    The report also sheds new light on the bundling and trading of mortgages at Deutsche Bank, which had also made negative bets in that market.

    Unlike Goldman, Deutsche Bank has not been accused of wrongdoing by government investigators. But the Senate report focuses on a trader named Greg Lippmann, who has since left the bank to join a hedge fund.

    Mr. Lippmann was vocally negative about housing as early as 2005 and brought his idea of shorting the market to professional investors on Wall Street. He described risky mortgage securities before the crisis as “pigs,” according to the report. When he was asked to buy one such mortgage security, he responded that he “would take it and try to dupe someone,” according to the report.

    Mr. Lippmann persuaded Deutsche to let him build a large short position, reaching $5 billion by 2007, the report says. The bank still lost money on other positive mortgage bets, but Mr. Lippmann’s trade helped reduce the company’s overall loss.

    The report focused on one Deutsche collateralized debt obligation from 2006, called Gemstone VII, and described how Deutsche and other banks made $5 million to $10 million for every deal like Gemstone they created. In 2006 and 2007, banks created about a trillion dollars of C.D.O. deals — the most complex type of mortgage security and the instruments that sent the lending craze to dizzying heights.

    In e-mails provided to the committee, Mr. Lippmann called the bank’s operation a “C.D.O. machine” and characterized such securities as a “Ponzi scheme.” But when the committee interviewed Mr. Lippmann, he backtracked, saying that his colorful descriptions were used to defend his negative view of the market.

    In the Senate interview, Mr. Lippmann also said that he thought he was the person who persuaded the American International Group to stop writing insurance on mortgage securities. He told the committee that the head of the Deutsche Bank group that put together C.D.O.’s was upset when Mr. Lippmann persuaded A.I.G. to exit the business in 2006. Without A.I.G. there to insure the instruments, it would be harder to keep these lucrative factories humming.

    Mr. Lippmann declined to comment on Wednesday.

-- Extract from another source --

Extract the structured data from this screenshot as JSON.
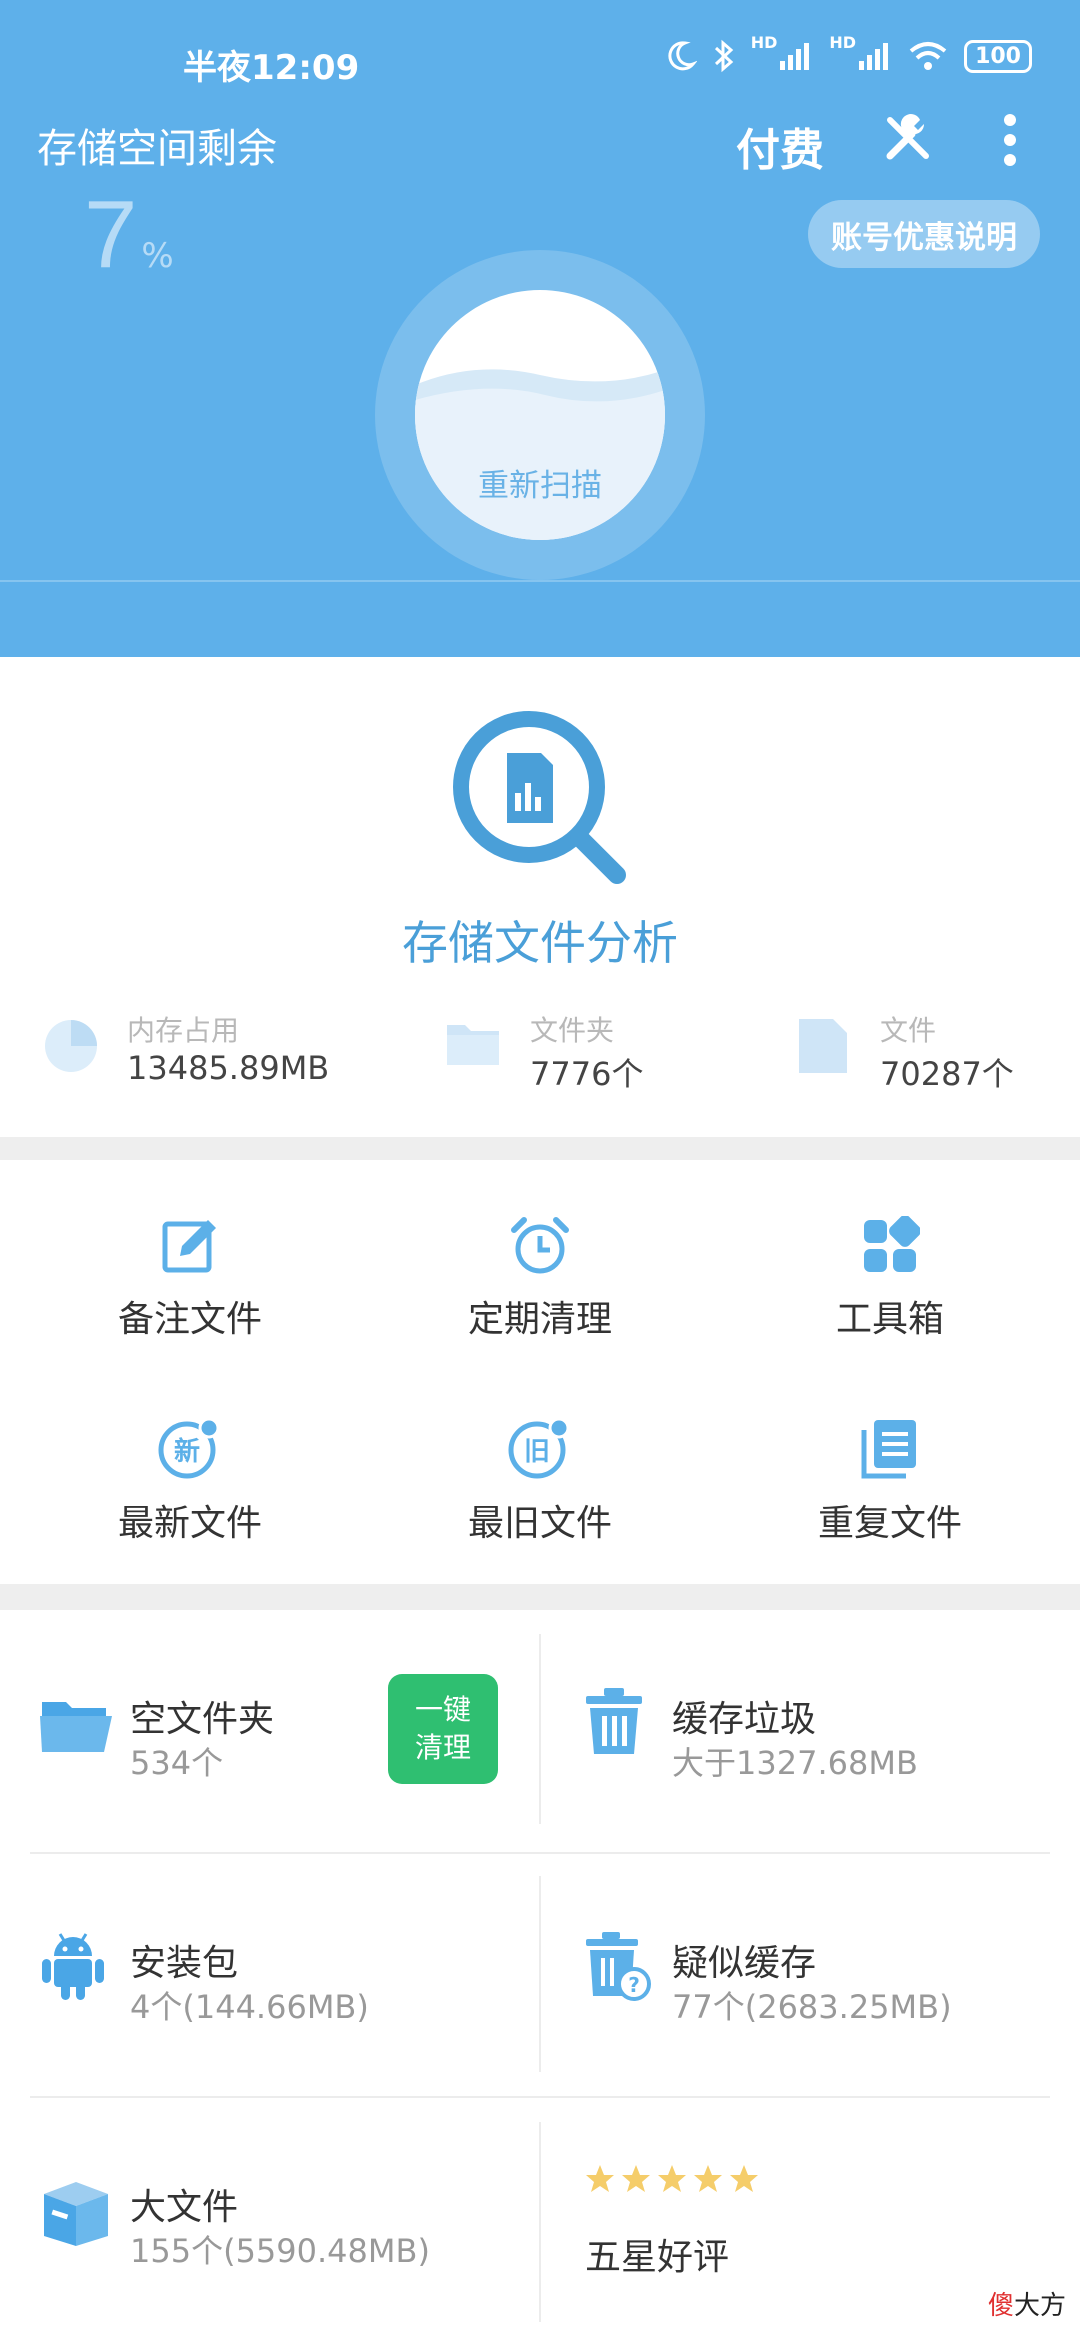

    Michele Allison, a spokeswoman for Deutsche Bank, said that the e-mails and other documents cited in the report indicated the divergent views within the bank about the housing market. “Despite the bearish views held by some, Deutsche Bank was long the housing market and endured significant losses,” she said in a statement.